Don’t Park In A Dirt Pit At The Cliff Of A Mountain: 

At the top of the Blue Mountains, we parked as close as we could get to the lookout point. We blumtndidn’t want the optimal view, we needed it! We set off on a hike, which down and up took about 4 hours. Aboard the van, we threw ‘er in reverse to head out. The dreadful sound of the engine revving but tires spinning in place silenced us. Greedy for optimal views, we parked in what I’ll call, quicksand. We dug, placing rocks, sticks, and the three wooden planks that formed our bed to try to create a firm surface to push the van out. It got dark and we got hungry, so we decided to make that tomorrow’s problem.
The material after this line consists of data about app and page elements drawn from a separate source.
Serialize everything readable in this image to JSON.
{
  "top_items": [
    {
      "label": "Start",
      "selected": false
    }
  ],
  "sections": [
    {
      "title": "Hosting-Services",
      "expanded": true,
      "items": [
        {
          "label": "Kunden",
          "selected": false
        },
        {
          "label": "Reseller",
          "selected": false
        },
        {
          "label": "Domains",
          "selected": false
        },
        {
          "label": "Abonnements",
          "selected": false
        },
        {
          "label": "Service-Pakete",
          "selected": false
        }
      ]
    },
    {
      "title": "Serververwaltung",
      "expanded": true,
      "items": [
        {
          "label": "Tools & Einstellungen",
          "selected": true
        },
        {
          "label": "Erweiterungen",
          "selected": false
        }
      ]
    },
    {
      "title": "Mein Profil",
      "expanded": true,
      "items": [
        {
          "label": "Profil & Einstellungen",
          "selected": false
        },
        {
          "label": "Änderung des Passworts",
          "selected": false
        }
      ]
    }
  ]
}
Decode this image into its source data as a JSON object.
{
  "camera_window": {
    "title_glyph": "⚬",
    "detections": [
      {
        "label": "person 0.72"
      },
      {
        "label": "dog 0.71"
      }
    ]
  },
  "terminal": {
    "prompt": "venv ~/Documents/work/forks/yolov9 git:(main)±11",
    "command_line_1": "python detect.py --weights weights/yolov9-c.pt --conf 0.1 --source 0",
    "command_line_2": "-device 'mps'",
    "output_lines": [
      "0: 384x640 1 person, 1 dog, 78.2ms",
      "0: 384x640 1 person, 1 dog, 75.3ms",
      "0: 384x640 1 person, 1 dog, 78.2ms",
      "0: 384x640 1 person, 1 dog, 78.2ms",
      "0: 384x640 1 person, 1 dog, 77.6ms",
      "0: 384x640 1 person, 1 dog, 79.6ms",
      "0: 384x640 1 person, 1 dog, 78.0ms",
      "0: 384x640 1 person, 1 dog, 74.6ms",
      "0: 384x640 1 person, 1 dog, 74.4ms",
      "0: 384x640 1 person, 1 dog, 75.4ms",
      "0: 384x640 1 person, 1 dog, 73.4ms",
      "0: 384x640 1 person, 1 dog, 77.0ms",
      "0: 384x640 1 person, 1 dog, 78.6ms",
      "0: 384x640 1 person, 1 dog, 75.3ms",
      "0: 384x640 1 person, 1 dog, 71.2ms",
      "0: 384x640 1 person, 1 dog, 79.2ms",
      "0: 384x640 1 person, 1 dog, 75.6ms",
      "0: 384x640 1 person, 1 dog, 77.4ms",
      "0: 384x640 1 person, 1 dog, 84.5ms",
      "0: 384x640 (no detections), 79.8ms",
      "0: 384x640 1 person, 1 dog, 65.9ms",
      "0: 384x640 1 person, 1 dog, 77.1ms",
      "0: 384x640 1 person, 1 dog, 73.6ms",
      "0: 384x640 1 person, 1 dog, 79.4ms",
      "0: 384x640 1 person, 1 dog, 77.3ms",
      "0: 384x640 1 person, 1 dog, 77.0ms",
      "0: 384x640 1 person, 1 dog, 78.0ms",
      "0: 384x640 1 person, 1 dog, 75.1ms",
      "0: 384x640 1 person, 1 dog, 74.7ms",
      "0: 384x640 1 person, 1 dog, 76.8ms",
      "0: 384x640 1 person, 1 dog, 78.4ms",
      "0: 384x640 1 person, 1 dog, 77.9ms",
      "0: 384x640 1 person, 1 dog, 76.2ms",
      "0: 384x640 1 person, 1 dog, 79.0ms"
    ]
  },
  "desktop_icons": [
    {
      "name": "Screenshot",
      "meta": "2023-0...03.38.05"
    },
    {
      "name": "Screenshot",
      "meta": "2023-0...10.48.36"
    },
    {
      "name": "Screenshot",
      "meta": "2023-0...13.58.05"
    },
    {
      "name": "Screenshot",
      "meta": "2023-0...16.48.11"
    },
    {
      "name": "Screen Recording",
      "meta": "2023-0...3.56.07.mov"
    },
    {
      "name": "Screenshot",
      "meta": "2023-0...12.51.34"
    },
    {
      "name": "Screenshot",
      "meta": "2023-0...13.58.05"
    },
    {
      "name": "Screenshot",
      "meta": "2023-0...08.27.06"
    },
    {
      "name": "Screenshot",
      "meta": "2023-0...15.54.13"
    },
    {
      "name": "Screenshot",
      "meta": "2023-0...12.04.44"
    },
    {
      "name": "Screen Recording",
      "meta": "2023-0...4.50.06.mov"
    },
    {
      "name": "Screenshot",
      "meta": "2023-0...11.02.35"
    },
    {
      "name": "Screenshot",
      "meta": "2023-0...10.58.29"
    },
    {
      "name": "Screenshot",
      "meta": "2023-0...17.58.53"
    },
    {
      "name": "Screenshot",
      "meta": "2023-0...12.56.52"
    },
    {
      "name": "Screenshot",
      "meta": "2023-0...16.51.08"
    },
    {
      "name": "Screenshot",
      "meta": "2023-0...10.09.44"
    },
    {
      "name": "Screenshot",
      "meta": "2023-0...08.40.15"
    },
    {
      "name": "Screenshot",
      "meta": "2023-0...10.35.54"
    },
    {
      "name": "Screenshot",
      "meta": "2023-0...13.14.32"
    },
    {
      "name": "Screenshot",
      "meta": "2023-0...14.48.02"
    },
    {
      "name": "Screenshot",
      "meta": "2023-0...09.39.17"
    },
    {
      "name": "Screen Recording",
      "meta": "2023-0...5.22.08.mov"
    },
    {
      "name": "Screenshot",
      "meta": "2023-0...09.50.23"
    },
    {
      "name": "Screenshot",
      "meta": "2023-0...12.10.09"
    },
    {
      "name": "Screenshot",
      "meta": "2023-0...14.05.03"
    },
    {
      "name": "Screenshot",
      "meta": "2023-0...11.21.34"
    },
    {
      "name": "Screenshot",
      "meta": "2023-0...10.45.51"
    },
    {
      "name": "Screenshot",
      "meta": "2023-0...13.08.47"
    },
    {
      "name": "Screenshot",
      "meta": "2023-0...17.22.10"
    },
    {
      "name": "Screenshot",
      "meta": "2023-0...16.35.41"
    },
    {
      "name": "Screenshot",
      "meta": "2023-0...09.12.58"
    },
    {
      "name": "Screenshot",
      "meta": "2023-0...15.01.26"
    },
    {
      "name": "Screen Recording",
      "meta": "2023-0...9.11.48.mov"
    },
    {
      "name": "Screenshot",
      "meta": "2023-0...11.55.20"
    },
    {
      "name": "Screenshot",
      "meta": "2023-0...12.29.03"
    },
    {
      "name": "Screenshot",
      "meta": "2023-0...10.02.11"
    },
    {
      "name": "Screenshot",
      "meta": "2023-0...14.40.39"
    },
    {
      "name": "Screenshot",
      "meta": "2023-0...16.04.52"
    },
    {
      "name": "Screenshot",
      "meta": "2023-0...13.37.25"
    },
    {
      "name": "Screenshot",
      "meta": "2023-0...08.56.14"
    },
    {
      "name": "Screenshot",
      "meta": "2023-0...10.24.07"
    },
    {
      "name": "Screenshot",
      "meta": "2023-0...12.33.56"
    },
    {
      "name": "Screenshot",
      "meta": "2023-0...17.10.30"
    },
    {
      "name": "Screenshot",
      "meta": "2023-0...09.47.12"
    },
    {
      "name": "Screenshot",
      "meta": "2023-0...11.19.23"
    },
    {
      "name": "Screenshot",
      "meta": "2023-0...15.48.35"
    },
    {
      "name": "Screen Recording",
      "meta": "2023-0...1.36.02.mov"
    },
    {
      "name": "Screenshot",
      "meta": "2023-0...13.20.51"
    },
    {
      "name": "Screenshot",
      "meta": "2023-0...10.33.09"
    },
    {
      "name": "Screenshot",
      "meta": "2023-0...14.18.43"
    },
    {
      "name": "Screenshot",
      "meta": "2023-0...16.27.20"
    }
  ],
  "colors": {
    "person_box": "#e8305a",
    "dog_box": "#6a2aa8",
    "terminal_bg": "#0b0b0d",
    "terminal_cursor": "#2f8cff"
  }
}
We were starting a fire when a flashlight beamed on us. We thought it might be park rangers coming to collect. It was two German guys, Yannick and Luca, wondering if the area was a permitted camping spot. We hadn’t intended to stay, so we could only tell them that we hoped so. They parked their SUV and joined us around the fire. For hours, we talked and listened to music – they’d play a German artist and then we an American artist. We told them about our van troubles. They had rope and would pull us out in the morning. That was excellent news. In the morning, we tied the rope, ready to be freed, but with Yannick’s first step on the gas, the rope snapped. So, it was back to digging. The Germans helped. We were at it for hours with nothing to show for it. Then, a bus pulled up. We walked over to explain our problem and ask for help. It was a group of aboriginals, seemingly on a school trip. The driver shouted for the kids to follow him.  Clearly seasoned in moving large automobiles, the driver orchestrated the whole thing, telling kids where to go and when to push. They got us right out. We thanked them and our new German friends, and returned to the road.

Invest In Musical Entertainment:

get a guitarRob and Joe are both musicians. One of the first things we did when we took off was stop at a pawnshop to pick up a guitar. It was our main source of entertainment. They taught me three chords: E, A, and C. When I wasn’t strumming those, Joe was linking his repertoire of chords together. There were many nights that we sat around a fire or on a beach while Joe serenaded a crowd. My favorite memory, maybe ever, took place in Cairns. Home to The Great Barrier Reef and The Daintree Rainforest, Cairns is in the far north end of Queensland. The farther north you travel, the greater threat of crocodiles and sharks. So most cities up north have manmade swimming alternatives right in the heart of town. In Cairns, we parked and walked to find a spot to hang out in the Esplanade.  Joe carried the guitar, playing “You Can Call Me Al” by Paul Simon. Rob and I sang. We strolled around, belting “If you’ll be my bodyguard, I can be your long lost pal…” Some chimed in and sung along, others clapped to the beat, signaling us to keep it going. We hit repeat three, maybe four times. It was pure ecstasy – the drug to replicate such a feeling has not yet been synthesized.

When we dropped off the van in Cairns, part of me still wanted to go back to Perth. I know I could have gone back and gotten into a really good groove there. I had my friends who I told I was coming back and my job at a cafe who I told I was coming back. During my five months in Perth, I constantly heard about the summers – hot beach days, weekend camping trips, boating and wakeboarding. That was all getting ready to start, and I could go back to it. And who knows when I’d be able to get back for an Australian summer. But when we dropped off the van, I felt a sense of fulfillment that I’d never before experienced. I was completely satisfied with all I had seen and experienced in Australia. I was ready to return home.